I was excited to participate in the Summer MBA Program and start the program in Munich. I had been to Munich years ago but did not have much time then. I was looking forward to going back to explore Munich a little better and knocking some attractions off my “Things to in Munich” list.
The BMW Museum
I arrived in Munich several days early and headed to the BMW Museum. It was nice to take some time to appreciate the fine BMW vehicles on display prior to going on the assembly plant tour in Dingolfing with the Summer MBA Program. There is a nice overview of the start of the company as a manufacturer of airplane engines and motorcycles, up to the present day. The museum charges admission, but BMW-Welt (BMW World) across the street is free and contains a showroom as well as interactive exhibits.
Marienplatz and the Glockenspiel
Marienplatz is a large town square in the old city, with plenty of cafés and shopping, with the Glockenspiel and Neues Rathaus (New Town Hall) in the square. The Glockenspiel plays music on the hour and has figurines that dance and spin to the music. Multiple S-bahn and U-bahn commuter train lines stop at Marienplatz, making it a good meeting place. Several other sights within easy walking distance of Marienplatz include the Viktualienmarket, the Residenz Palace, the Frauenkirche, and the Hofbrauhaus.
If you have an interest in European art, Alte Pinakothek should be on your list of places to visit. It only costs €1 on Sundays and like other museums is closed on Mondays. The Alte Pinakothek contains works from the 14th to 19th centuries. Unfortunately, the Neue Pinakothek museum, which contains European art from the 19th and 20th centuries is closed for renovation. I was told at the Alte Pinakothek, that the Neue Pinakothek is closed for 10 years!
If you are interested in history, you might be interested in the Residenz, where the Wittelsbach family lived. Much of the palace has been restored as it suffered considerable destruction during World War II air raids by the Allies. A word of warning, the palace itself is quite large. There are two self guided tour routes, one long and one short. I took the long route and eventually decided to end my tour early as it was taking much longer than I anticipated. There is also a treasury that displays reliquaries, jewels, crowns, and more.
For those who enjoy parks, Munich has several. Olympiapark is where the 1972 Summer Olympics were held. For those looking for a “Central Park” type experience, try the Englischer Garden (English Garden). It is a large park in which one can lose oneself in greenery or commune with nature in one of its several beer gardens. There is a stream in the garden that generates a wave on which people try to surf. There are plenty of YouTube videos showing people surfing and wiping out.
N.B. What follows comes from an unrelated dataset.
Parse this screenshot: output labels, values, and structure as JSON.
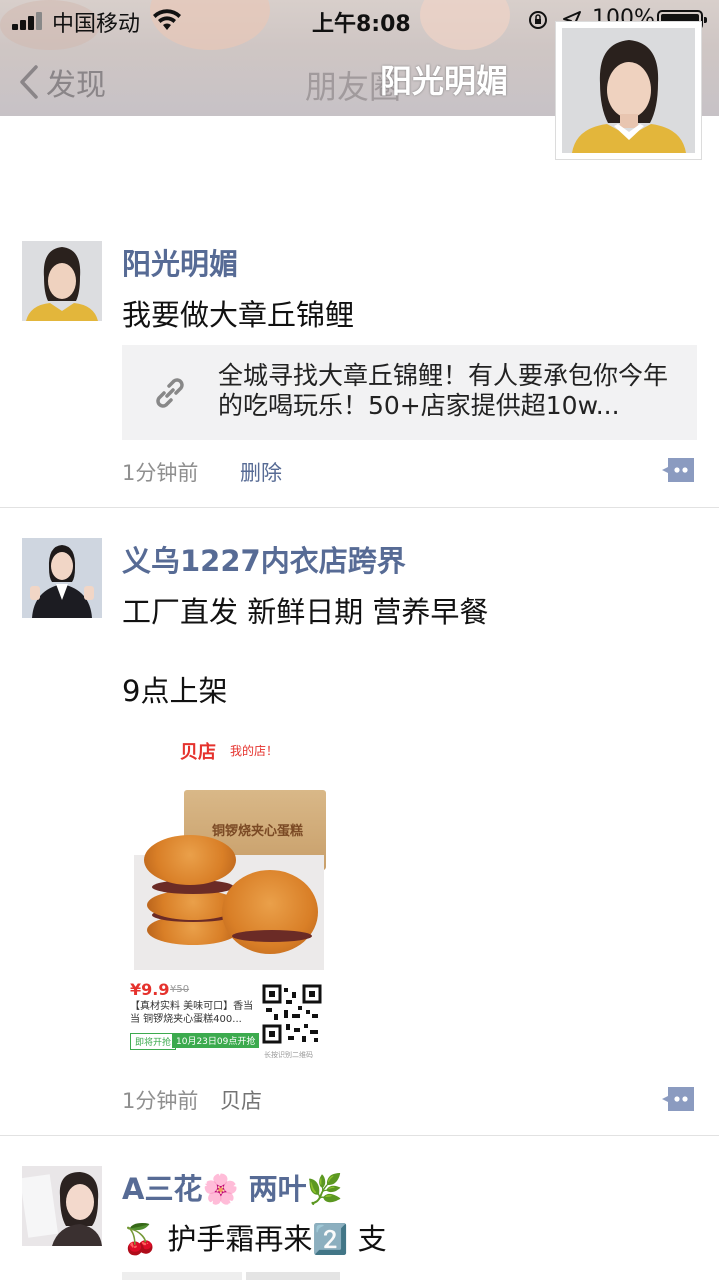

If you arrive early, you may want to consider a day trip to Neuschwanstein, Linderhof, or
Oberammergau. Neuschwanstein was built by King Ludwig and was a model for Walt Disney in designing Cinderella’s Castle at Disneyland. It is fairly easy to get to via train and bus from Munich, or one can book a day trip bus tour. I would recommend buying tickets online in advance, particularly during the summer months.
Linderhof was also built by King Ludwig and typically has fewer crowds than Neuschwanstein. It somewhat resembles Versailles, but on a smaller scale, with extensive grounds containing gardens and a park. One can take a train to Oberammergau from Munich, then take a bus to Linderhof.
Oberammergau is a picturesque town in Bavaria that hosts a famous Passion Play every ten years. There is already construction underway for the play scheduled for 2020. Many of the shops there sell cuckoo clocks and steins if you’re looking for traditional Bavarian / Black Forest souvenirs.
I booked a day trip bus tour that picked up across from the main train station (Hauptbahnhof) in Munich. It included admission to both Neuschwanstein and Linderhof, with a short stop in Oberammergau. I enjoyed not driving and being able to take a short nap on the way back, although it was a long day.
Public transportation via commuter train / metro is quite easy in Munich with the U-bahn and S-bahn. Stations are quite clearly marked with either an “S” or “U”. Once you know the terminal station on the line you wish to use, it is fairly easy to navigate. There are also multiple tram lines that may stop at stations in between the S and U bahn stops. Ask your hotel if they have a map with the tram lines. The same ticket may be used on the S-bahn, U-bahn, and tram. Do keep your ticket handy though as it can be a hefty fine to travel without a ticket. It is rare that the train security officers check for tickets, but I was asked on my second day in Munich.